==== STUDY MATERIAL ====
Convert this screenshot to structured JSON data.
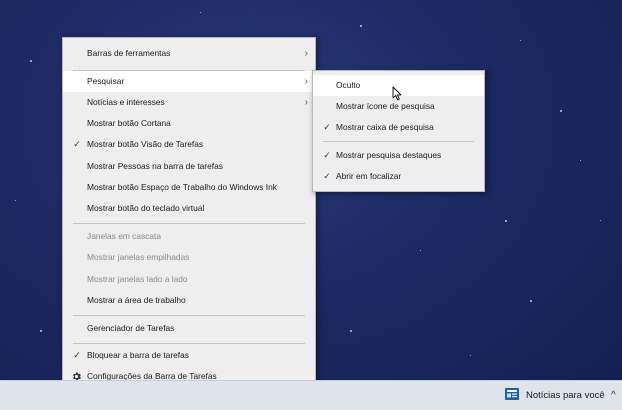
{
  "context_menu": {
    "items": [
      {
        "label": "Barras de ferramentas",
        "has_submenu": true
      },
      {
        "label": "Pesquisar",
        "has_submenu": true
      },
      {
        "label": "Notícias e interesses",
        "has_submenu": true
      },
      {
        "label": "Mostrar botão Cortana"
      },
      {
        "label": "Mostrar botão Visão de Tarefas",
        "checked": true
      },
      {
        "label": "Mostrar Pessoas na barra de tarefas"
      },
      {
        "label": "Mostrar botão Espaço de Trabalho do Windows Ink"
      },
      {
        "label": "Mostrar botão do teclado virtual"
      },
      {
        "label": "Janelas em cascata",
        "disabled": true
      },
      {
        "label": "Mostrar janelas empilhadas",
        "disabled": true
      },
      {
        "label": "Mostrar janelas lado a lado",
        "disabled": true
      },
      {
        "label": "Mostrar a área de trabalho"
      },
      {
        "label": "Gerenciador de Tarefas"
      },
      {
        "label": "Bloquear a barra de tarefas",
        "checked": true
      },
      {
        "label": "Configurações da Barra de Tarefas",
        "icon": "gear-icon"
      }
    ]
  },
  "search_submenu": {
    "items": [
      {
        "label": "Oculto"
      },
      {
        "label": "Mostrar ícone de pesquisa"
      },
      {
        "label": "Mostrar caixa de pesquisa",
        "checked": true
      },
      {
        "label": "Mostrar pesquisa destaques",
        "checked": true
      },
      {
        "label": "Abrir em focalizar",
        "checked": true
      }
    ]
  },
  "taskbar": {
    "news_label": "Notícias para você",
    "news_icon": "news-icon",
    "tray_icon": "chevron-icon"
  },
  "symbols": {
    "check": "✓",
    "chevron": "›",
    "tray_chevron": "^"
  },
  "colors": {
    "menu_bg": "#eeeeee",
    "hover_bg": "#ffffff",
    "taskbar_bg": "#dfe3ea",
    "desktop_bg": "#1c2a63"
  }
}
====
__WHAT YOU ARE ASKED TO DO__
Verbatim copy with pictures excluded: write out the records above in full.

__ANSWER__
Convert this screenshot to structured JSON data.
{
  "context_menu": {
    "items": [
      {
        "label": "Barras de ferramentas",
        "has_submenu": true
      },
      {
        "label": "Pesquisar",
        "has_submenu": true
      },
      {
        "label": "Notícias e interesses",
        "has_submenu": true
      },
      {
        "label": "Mostrar botão Cortana"
      },
      {
        "label": "Mostrar botão Visão de Tarefas",
        "checked": true
      },
      {
        "label": "Mostrar Pessoas na barra de tarefas"
      },
      {
        "label": "Mostrar botão Espaço de Trabalho do Windows Ink"
      },
      {
        "label": "Mostrar botão do teclado virtual"
      },
      {
        "label": "Janelas em cascata",
        "disabled": true
      },
      {
        "label": "Mostrar janelas empilhadas",
        "disabled": true
      },
      {
        "label": "Mostrar janelas lado a lado",
        "disabled": true
      },
      {
        "label": "Mostrar a área de trabalho"
      },
      {
        "label": "Gerenciador de Tarefas"
      },
      {
        "label": "Bloquear a barra de tarefas",
        "checked": true
      },
      {
        "label": "Configurações da Barra de Tarefas",
        "icon": "gear-icon"
      }
    ]
  },
  "search_submenu": {
    "items": [
      {
        "label": "Oculto"
      },
      {
        "label": "Mostrar ícone de pesquisa"
      },
      {
        "label": "Mostrar caixa de pesquisa",
        "checked": true
      },
      {
        "label": "Mostrar pesquisa destaques",
        "checked": true
      },
      {
        "label": "Abrir em focalizar",
        "checked": true
      }
    ]
  },
  "taskbar": {
    "news_label": "Notícias para você",
    "news_icon": "news-icon",
    "tray_icon": "chevron-icon"
  },
  "symbols": {
    "check": "✓",
    "chevron": "›",
    "tray_chevron": "^"
  },
  "colors": {
    "menu_bg": "#eeeeee",
    "hover_bg": "#ffffff",
    "taskbar_bg": "#dfe3ea",
    "desktop_bg": "#1c2a63"
  }
}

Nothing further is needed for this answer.